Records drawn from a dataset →
****************************************

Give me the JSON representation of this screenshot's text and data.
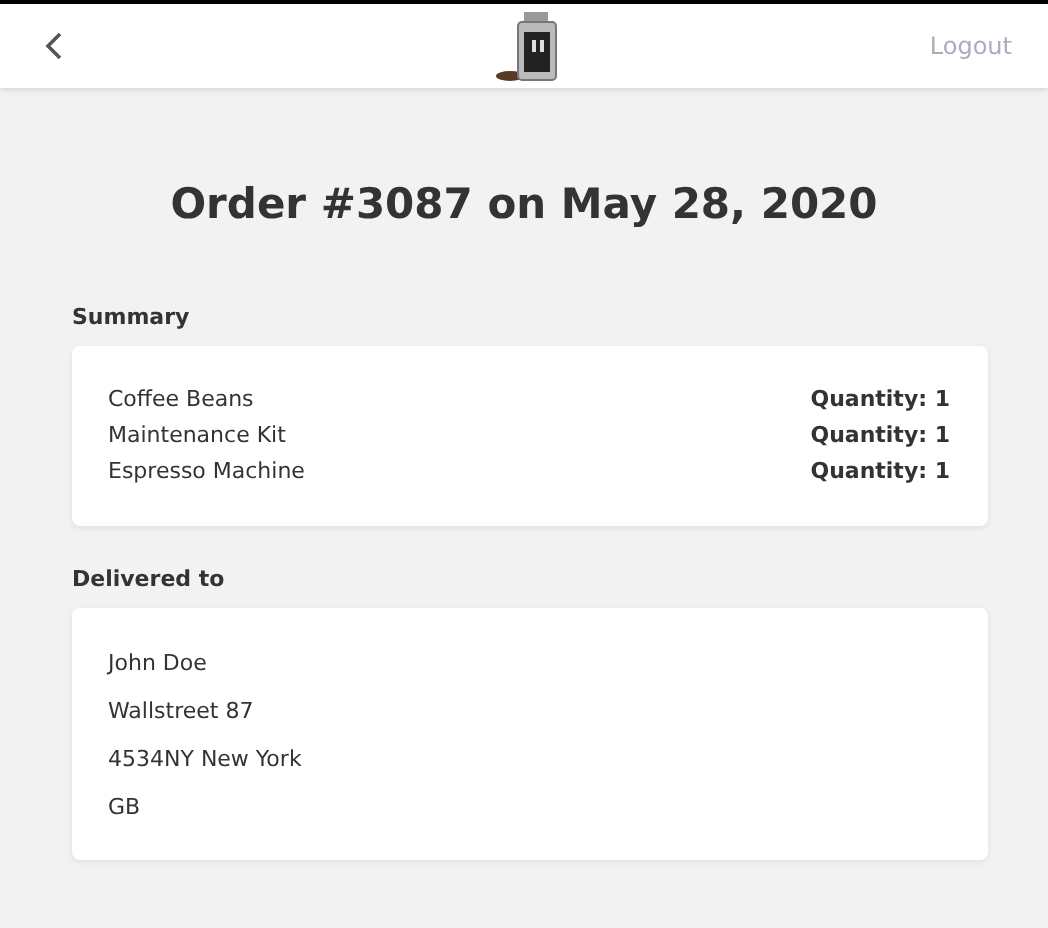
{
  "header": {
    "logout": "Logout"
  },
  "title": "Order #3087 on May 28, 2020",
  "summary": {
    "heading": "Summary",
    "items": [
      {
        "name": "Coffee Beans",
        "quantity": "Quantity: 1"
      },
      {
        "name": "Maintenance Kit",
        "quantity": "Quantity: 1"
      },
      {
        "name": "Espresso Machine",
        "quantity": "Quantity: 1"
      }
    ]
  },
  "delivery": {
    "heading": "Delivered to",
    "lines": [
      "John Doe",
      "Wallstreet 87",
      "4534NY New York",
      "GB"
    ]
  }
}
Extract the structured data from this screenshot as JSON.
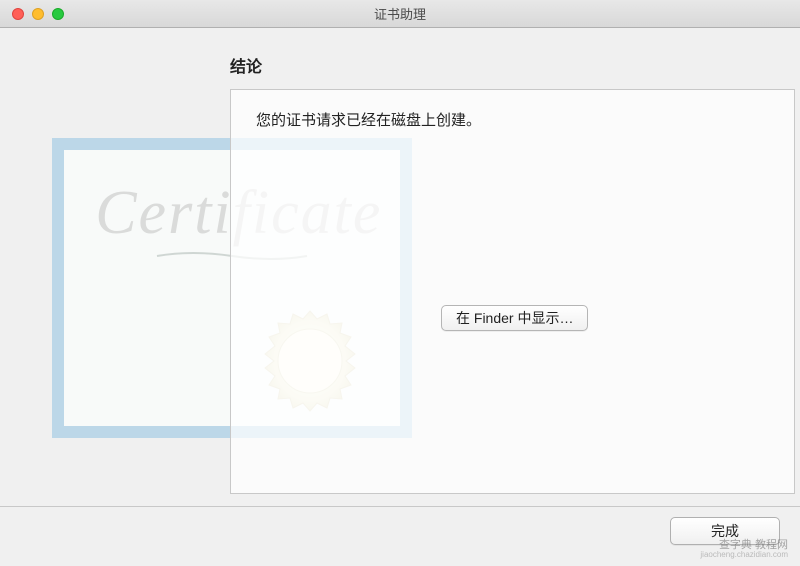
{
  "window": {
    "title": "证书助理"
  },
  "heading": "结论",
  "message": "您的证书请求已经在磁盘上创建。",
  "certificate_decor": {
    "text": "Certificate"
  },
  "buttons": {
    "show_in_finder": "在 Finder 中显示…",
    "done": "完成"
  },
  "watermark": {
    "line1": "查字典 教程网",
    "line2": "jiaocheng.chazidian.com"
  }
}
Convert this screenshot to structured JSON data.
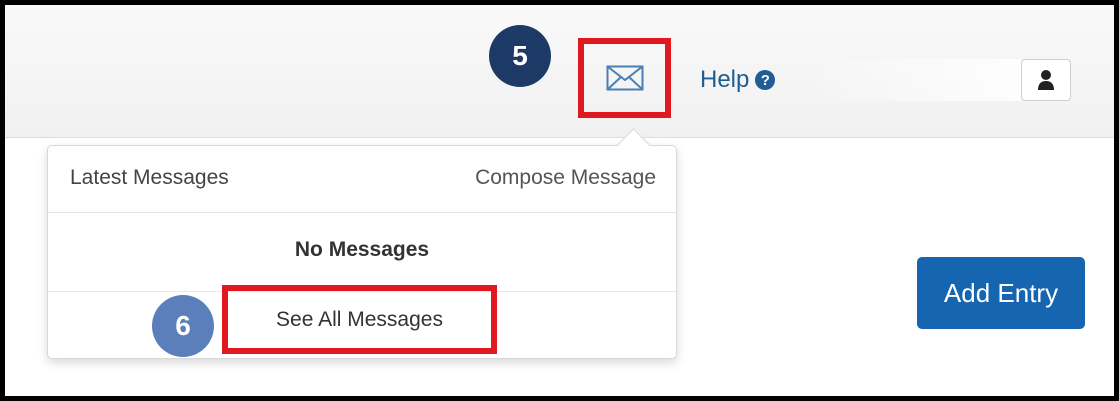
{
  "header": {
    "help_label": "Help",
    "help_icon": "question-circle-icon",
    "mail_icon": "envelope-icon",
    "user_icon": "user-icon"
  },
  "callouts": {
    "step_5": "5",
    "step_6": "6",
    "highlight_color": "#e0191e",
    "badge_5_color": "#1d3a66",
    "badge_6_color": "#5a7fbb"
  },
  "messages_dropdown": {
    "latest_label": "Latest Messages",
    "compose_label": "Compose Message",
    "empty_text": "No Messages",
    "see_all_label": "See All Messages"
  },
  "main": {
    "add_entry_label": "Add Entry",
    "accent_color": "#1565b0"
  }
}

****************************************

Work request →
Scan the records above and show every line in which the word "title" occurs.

Solved problem →
  "title": "Order #3087 on May 28, 2020",
    "title": "证书助理"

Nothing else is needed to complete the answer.